Nature strongly influences Taking Stock Foods. We believe that there are lessons to be learned from our natural surroundings and we pay attention. Our intuitive relationship with the seasons, especially, informs the types of foods that we crave, the flavors that we choose, and the types of gatherings that we host.
When it’s frozen white outside, and daytime is short, the moon naturally shifts to the front of our consciousness. Just in time! One of the biggest lunar holidays is on Friday, February 16th- the Chinese New Year.
The new moon in the first month of the lunar calendar ushers in the Chinese New Year. Brighten your February by observing the new year with these activities, based roughly on the traditional celebrations and ceremonies marking this holiday.
- Tie up loose ends by resolving conflicts and putting things in order.
- Clean your home: sweep your floors and rid your house of evil spirits who may be hiding behind heavy or rarely moved pieces of furniture.
- Brighten your home with fresh flowers.
- Visit with friends and family.
While you’re at it, cook one of our all-time favorite recipes: Lion’s Heads Meatball Soup. The name refers to the festive appearance of rice flecked meatballs which loosely resemble a regal mane. Along with rice and chicken, these tasty meatballs have ginger, scallions, and toasted sesame oil inside. They are then simmered in bone broth with cabbage, imparting their special flavor to the whole soup. As a kid, my siblings and I sang my mom’s praises when she brought Lion’s Heads to the table. Join the party!

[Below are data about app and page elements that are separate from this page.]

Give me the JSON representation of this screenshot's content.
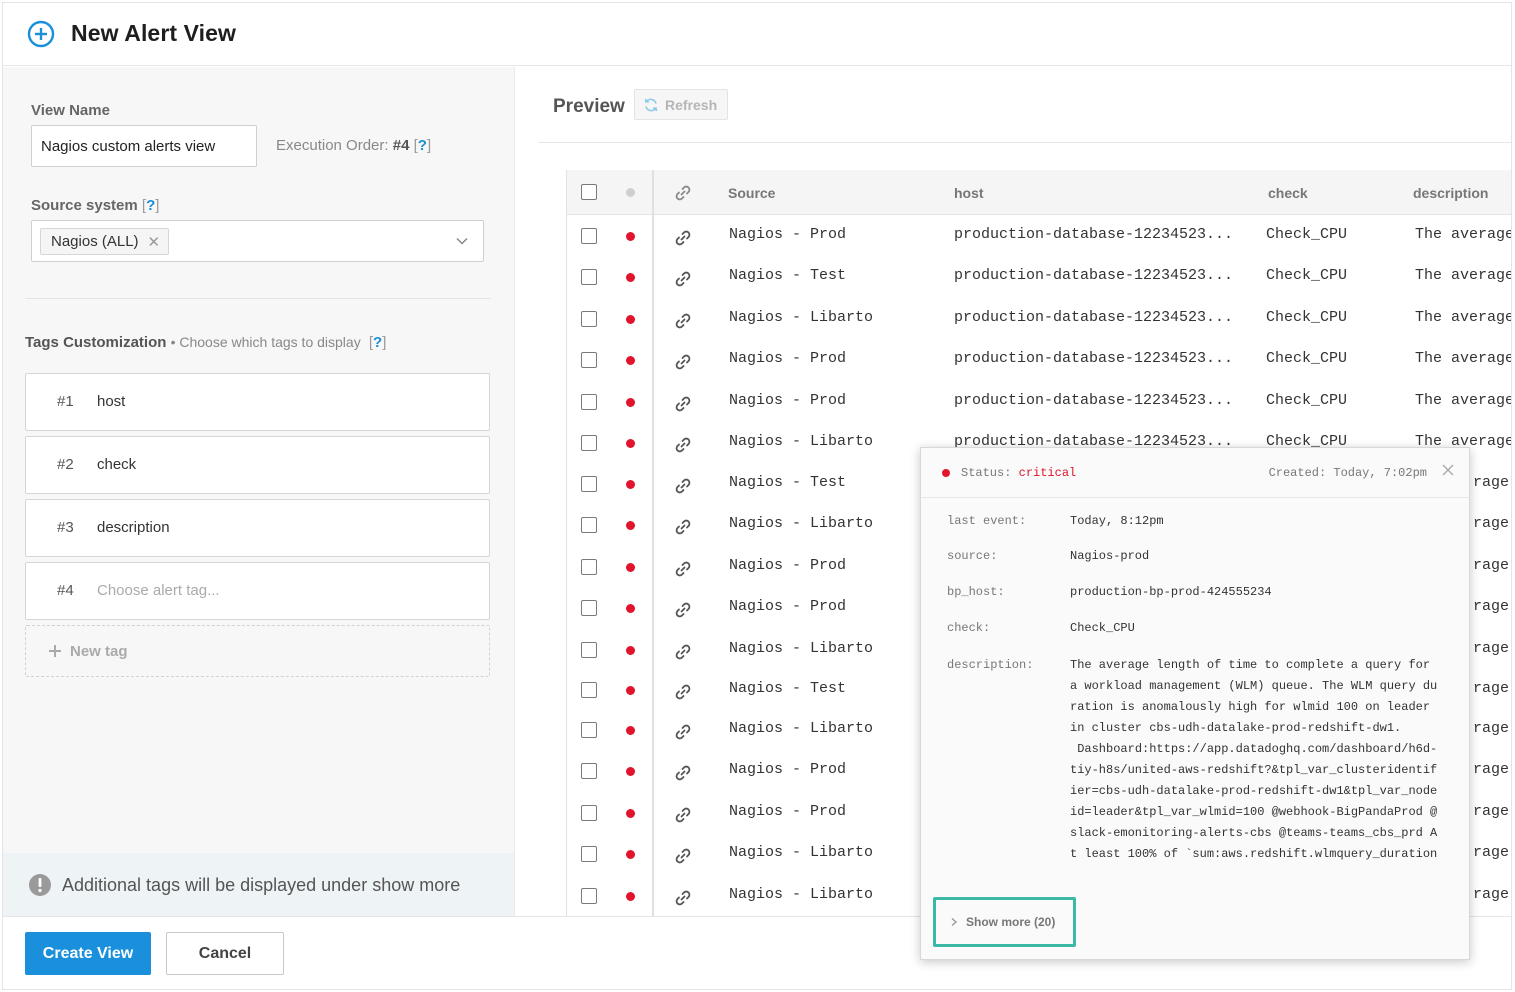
{
  "header": {
    "title": "New Alert View"
  },
  "form": {
    "view_name_label": "View Name",
    "view_name_value": "Nagios custom alerts view",
    "execution_order_label": "Execution Order:",
    "execution_order_value": "#4",
    "help": "?",
    "source_system_label": "Source system",
    "source_chip": "Nagios (ALL)",
    "tags_title": "Tags Customization",
    "tags_subtitle": "• Choose which tags to display",
    "tags": [
      {
        "num": "#1",
        "name": "host"
      },
      {
        "num": "#2",
        "name": "check"
      },
      {
        "num": "#3",
        "name": "description"
      }
    ],
    "tag_placeholder_num": "#4",
    "tag_placeholder": "Choose alert tag...",
    "new_tag_label": "New tag",
    "note": "Additional tags will be displayed under show more"
  },
  "footer": {
    "create_label": "Create View",
    "cancel_label": "Cancel"
  },
  "preview": {
    "title": "Preview",
    "refresh_label": "Refresh",
    "columns": [
      "Source",
      "host",
      "check",
      "description"
    ],
    "rows": [
      {
        "source": "Nagios - Prod",
        "host": "production-database-12234523...",
        "check": "Check_CPU",
        "description": "The average"
      },
      {
        "source": "Nagios - Test",
        "host": "production-database-12234523...",
        "check": "Check_CPU",
        "description": "The average"
      },
      {
        "source": "Nagios - Libarto",
        "host": "production-database-12234523...",
        "check": "Check_CPU",
        "description": "The average"
      },
      {
        "source": "Nagios - Prod",
        "host": "production-database-12234523...",
        "check": "Check_CPU",
        "description": "The average"
      },
      {
        "source": "Nagios - Prod",
        "host": "production-database-12234523...",
        "check": "Check_CPU",
        "description": "The average"
      },
      {
        "source": "Nagios - Libarto",
        "host": "production-database-12234523...",
        "check": "Check_CPU",
        "description": "The average"
      },
      {
        "source": "Nagios - Test",
        "host": "",
        "check": "",
        "description": "rage"
      },
      {
        "source": "Nagios - Libarto",
        "host": "",
        "check": "",
        "description": "rage"
      },
      {
        "source": "Nagios - Prod",
        "host": "",
        "check": "",
        "description": "rage"
      },
      {
        "source": "Nagios - Prod",
        "host": "",
        "check": "",
        "description": "rage"
      },
      {
        "source": "Nagios - Libarto",
        "host": "",
        "check": "",
        "description": "rage"
      },
      {
        "source": "Nagios - Test",
        "host": "",
        "check": "",
        "description": "rage"
      },
      {
        "source": "Nagios - Libarto",
        "host": "",
        "check": "",
        "description": "rage"
      },
      {
        "source": "Nagios - Prod",
        "host": "",
        "check": "",
        "description": "rage"
      },
      {
        "source": "Nagios - Prod",
        "host": "",
        "check": "",
        "description": "rage"
      },
      {
        "source": "Nagios - Libarto",
        "host": "",
        "check": "",
        "description": "rage"
      },
      {
        "source": "Nagios - Libarto",
        "host": "",
        "check": "",
        "description": "rage"
      }
    ]
  },
  "popover": {
    "status_label": "Status:",
    "status_value": "critical",
    "created": "Created: Today, 7:02pm",
    "fields": [
      {
        "key": "last event:",
        "value": "Today, 8:12pm"
      },
      {
        "key": "source:",
        "value": "Nagios-prod"
      },
      {
        "key": "bp_host:",
        "value": "production-bp-prod-424555234"
      },
      {
        "key": "check:",
        "value": "Check_CPU"
      }
    ],
    "description_key": "description:",
    "description_value": "The average length of time to complete a query for a workload management (WLM) queue. The WLM query duration is anomalously high for wlmid 100 on leader in cluster cbs-udh-datalake-prod-redshift-dw1.\n Dashboard:https://app.datadoghq.com/dashboard/h6d-tiy-h8s/united-aws-redshift?&tpl_var_clusteridentifier=cbs-udh-datalake-prod-redshift-dw1&tpl_var_nodeid=leader&tpl_var_wlmid=100 @webhook-BigPandaProd @slack-emonitoring-alerts-cbs @teams-teams_cbs_prd At least 100% of `sum:aws.redshift.wlmquery_duration",
    "show_more": "Show more (20)"
  },
  "colors": {
    "accent": "#1a90dc",
    "critical": "#e0142b",
    "highlight": "#3cb9a6"
  }
}
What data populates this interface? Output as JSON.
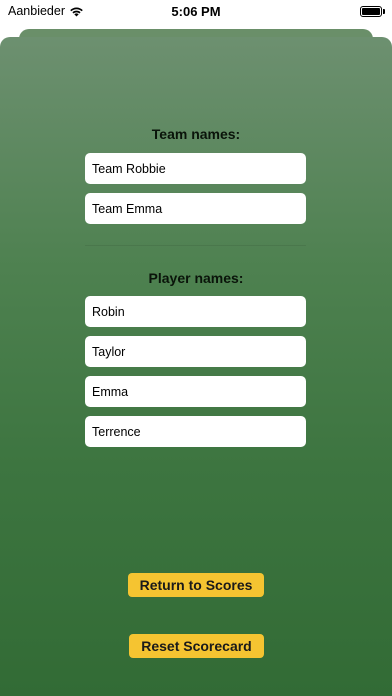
{
  "status_bar": {
    "carrier": "Aanbieder",
    "time": "5:06 PM",
    "battery_level": 1.0
  },
  "team_section": {
    "title": "Team names:",
    "names": [
      "Team Robbie",
      "Team Emma"
    ]
  },
  "player_section": {
    "title": "Player names:",
    "names": [
      "Robin",
      "Taylor",
      "Emma",
      "Terrence"
    ]
  },
  "actions": {
    "return_label": "Return to Scores",
    "reset_label": "Reset Scorecard"
  },
  "colors": {
    "background_top": "#6d9070",
    "background_bottom": "#326b35",
    "button": "#f5c431"
  }
}
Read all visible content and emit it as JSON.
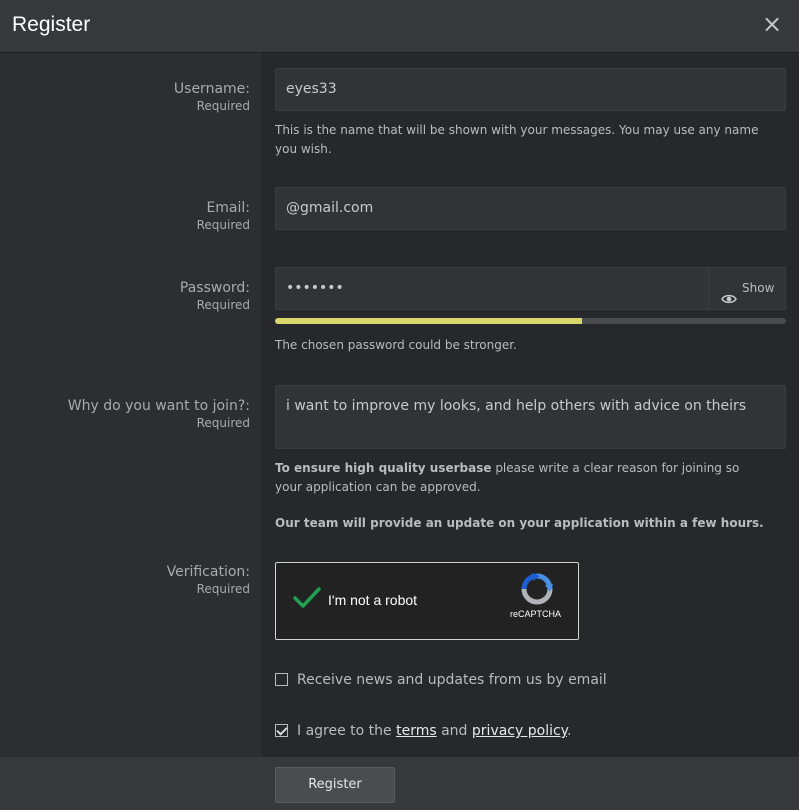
{
  "dialog": {
    "title": "Register",
    "close_glyph": "×"
  },
  "fields": {
    "username": {
      "label": "Username:",
      "required": "Required",
      "value": "eyes33",
      "hint": "This is the name that will be shown with your messages. You may use any name you wish."
    },
    "email": {
      "label": "Email:",
      "required": "Required",
      "value": "@gmail.com"
    },
    "password": {
      "label": "Password:",
      "required": "Required",
      "value": "•••••••",
      "show_label": "Show",
      "strength": 0.6,
      "strength_color": "#d9d66a",
      "hint": "The chosen password could be stronger."
    },
    "reason": {
      "label": "Why do you want to join?:",
      "required": "Required",
      "value": "i want to improve my looks, and help others with advice on theirs",
      "note_bold": "To ensure high quality userbase",
      "note_rest": " please write a clear reason for joining so your application can be approved.",
      "note_update": "Our team will provide an update on your application within a few hours."
    },
    "verification": {
      "label": "Verification:",
      "required": "Required",
      "captcha_text": "I'm not a robot",
      "captcha_brand": "reCAPTCHA",
      "checked": true
    }
  },
  "options": {
    "newsletter": {
      "label": "Receive news and updates from us by email",
      "checked": false
    },
    "agree": {
      "prefix": "I agree to the ",
      "terms": "terms",
      "middle": " and ",
      "privacy": "privacy policy",
      "suffix": ".",
      "checked": true
    }
  },
  "footer": {
    "register_label": "Register"
  },
  "colors": {
    "accent_check": "#1fa151",
    "header_bg": "#37383c",
    "panel_bg": "#27282c"
  }
}
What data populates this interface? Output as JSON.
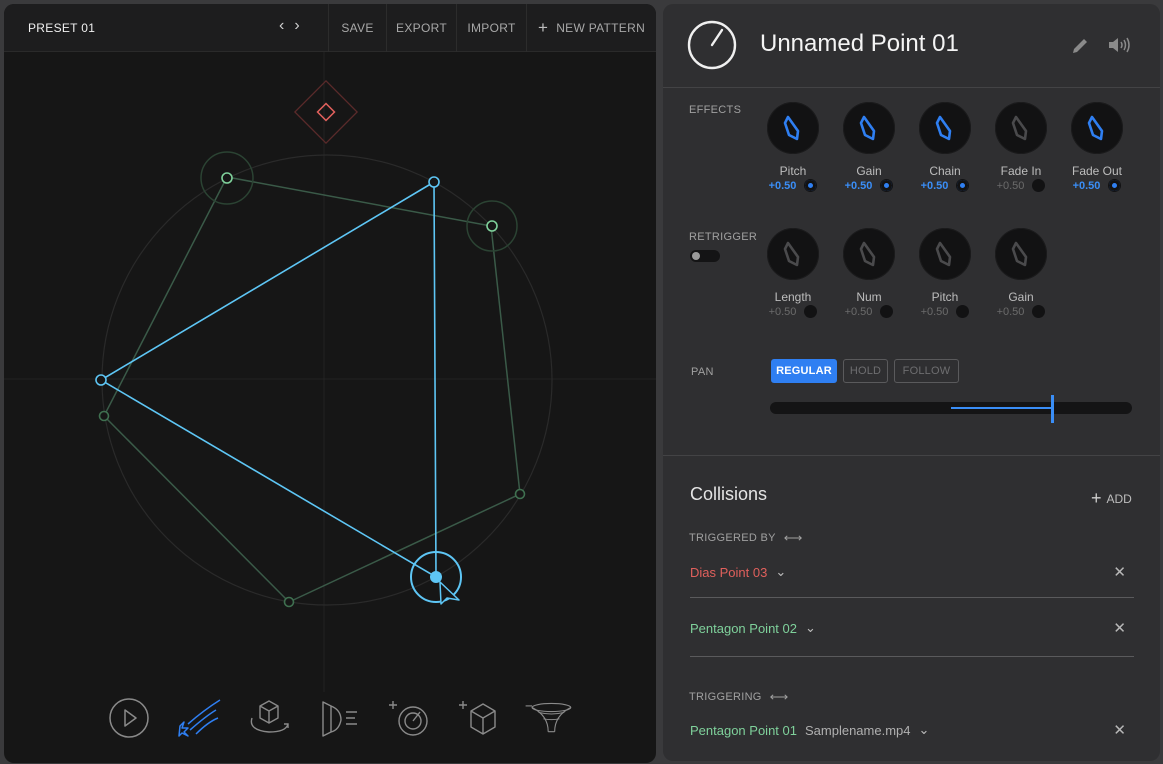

While researching this post, I read this article about the Lunar New Year posted by the Asia For Educators initiative through the Weatherhead East Asian Institute at Columbia University. It’s a quick read, and densely packed with great info.